No punches were thrown, but Griner and teammates Terran Condrey and Jordan Madden were ejected for leaving the bench. The NCAA said none of the players will be suspended for the Final Four.

As for Summitt, she was given a standing ovation from Tennessee and Baylor fans alike when she came out roughly 15 minutes before tipoff. But as defeat became apparent, she sat silently on the bench with her legs crossed.

Summitt has 1,098 wins, more than any basketball coach in NCAA history, but these Lady Bears were too much for her Lady Vols.

“It’s not fun for me to coach against Pat,’’ Mulkey said. “I don’t take great pleasure in that.

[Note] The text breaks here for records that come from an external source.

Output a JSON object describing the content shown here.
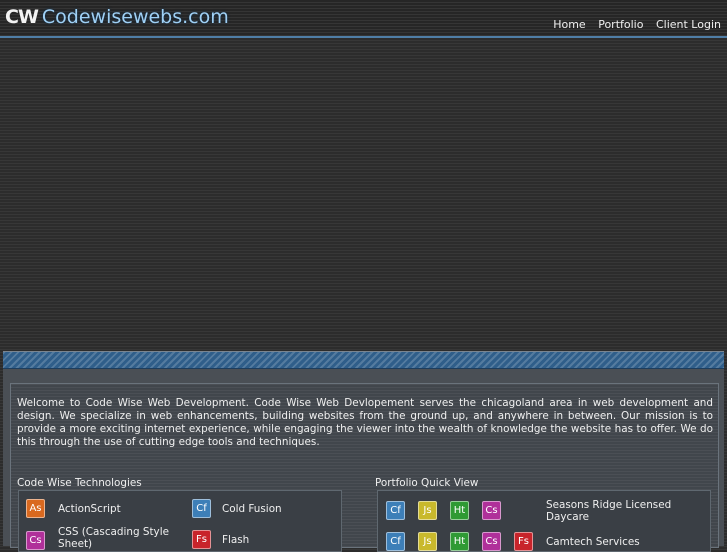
{
  "header": {
    "logo_mark": "CW",
    "logo_text": "Codewisewebs.com",
    "nav": [
      "Home",
      "Portfolio",
      "Client Login"
    ]
  },
  "welcome": "Welcome to Code Wise Web Development. Code Wise Web Devlopement serves the chicagoland area in web development and design. We specialize in web enhancements, building websites from the ground up, and anywhere in between. Our mission is to provide a more exciting internet experience, while engaging the viewer into the wealth of knowledge the website has to offer. We do this through the use of cutting edge tools and techniques.",
  "technologies": {
    "title": "Code Wise Technologies",
    "items": [
      {
        "icon": "As",
        "label": "ActionScript",
        "color": "#d9691f"
      },
      {
        "icon": "Cf",
        "label": "Cold Fusion",
        "color": "#3d7fb8"
      },
      {
        "icon": "Cs",
        "label": "CSS (Cascading Style Sheet)",
        "color": "#b0309a"
      },
      {
        "icon": "Fs",
        "label": "Flash",
        "color": "#c8242b"
      }
    ]
  },
  "portfolio": {
    "title": "Portfolio Quick View",
    "rows": [
      {
        "icons": [
          {
            "t": "Cf",
            "color": "#3d7fb8"
          },
          {
            "t": "Js",
            "color": "#c9b92c"
          },
          {
            "t": "Ht",
            "color": "#2f9a34"
          },
          {
            "t": "Cs",
            "color": "#b0309a"
          }
        ],
        "label": "Seasons Ridge Licensed Daycare"
      },
      {
        "icons": [
          {
            "t": "Cf",
            "color": "#3d7fb8"
          },
          {
            "t": "Js",
            "color": "#c9b92c"
          },
          {
            "t": "Ht",
            "color": "#2f9a34"
          },
          {
            "t": "Cs",
            "color": "#b0309a"
          },
          {
            "t": "Fs",
            "color": "#c8242b"
          }
        ],
        "label": "Camtech Services"
      }
    ]
  }
}
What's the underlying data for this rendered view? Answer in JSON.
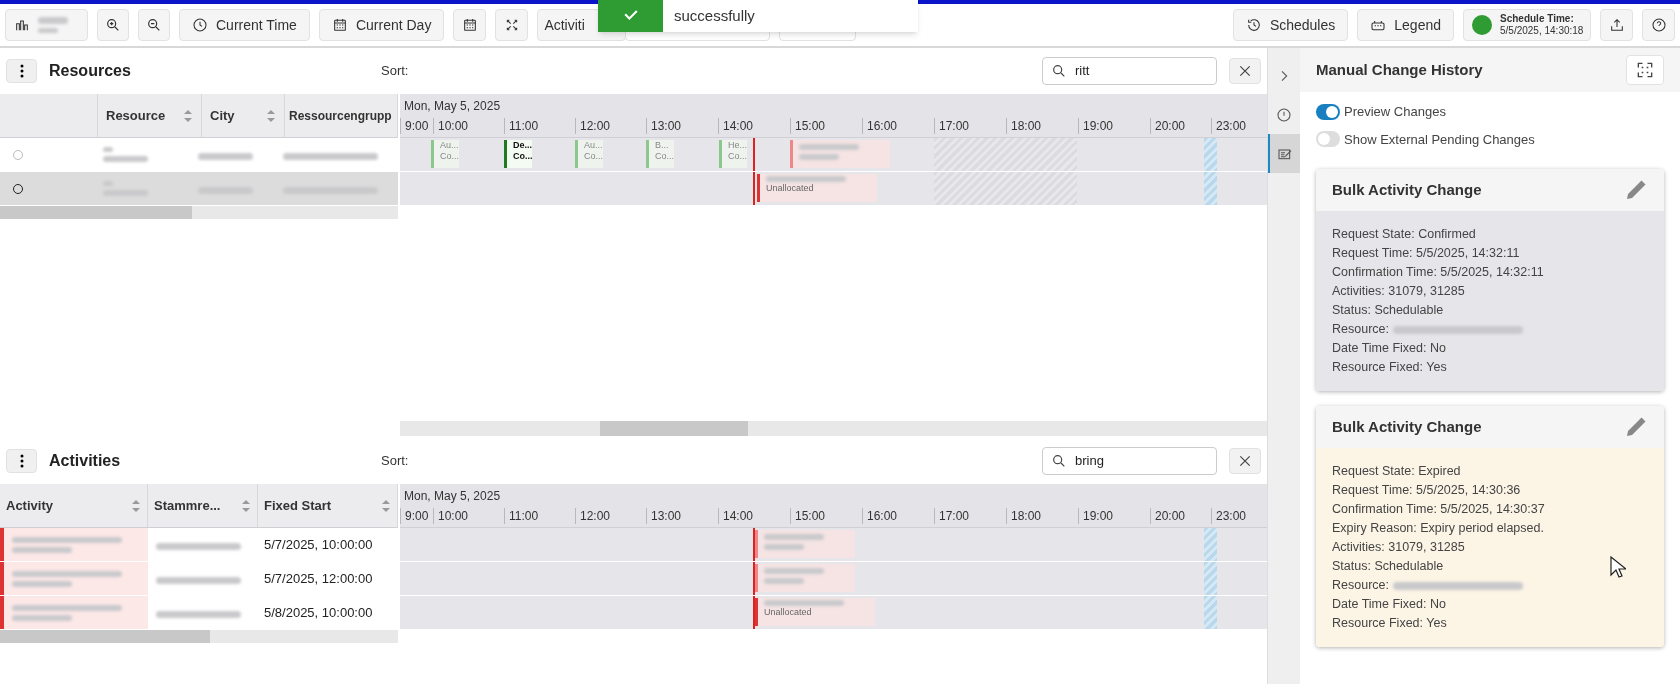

But I have a job to do.’’

Stanford 81, Duke 69 - Nnemkadi Ogwumike will end her sensational senior season right where she has the rest: at the Final Four.

Ogwumike made it happen on both ends of the floor with 29 points and nine rebounds despite constant double-teams, sending top-seeded Stanford past No. 2 Duke in the Fresno (Calif.) Regional final for the Cardinal’s fifth straight Final Four berth.


Chiney Ogwumike did plenty to seal the Denver trip, too - along with everybody else. Chiney Ogwumike grabbed 17 rebounds to go with 12 points, and freshman Amber Orrange came through with 13 points and four assists as the Cardinal extended their school-record winning streak to 32 games.

Nneka Ogwumike is headed back to the Final Four in her NCAA Tournament farewell with that elusive championship still in reach. Stanford (35-1), looking for the program’s first title since 1992, will play Sunday night against unbeaten Baylor at the Pepsi Center.

Chelsea Gray had 23 points, 4 rebounds, and four assists and Shay Selby scored 11 in her final college game for Duke (27-6), which fell short of reaching the program’s first Final Four since 2006. The Blue Devils never got clicking on offense the way they had in their three NCAA wins.

“It was a good run,’’ Selby said. “I think this one probably hurt the most. When you’re a sophomore or junior, it’s, ‘Oh, you have next year.’ I have no next year.’’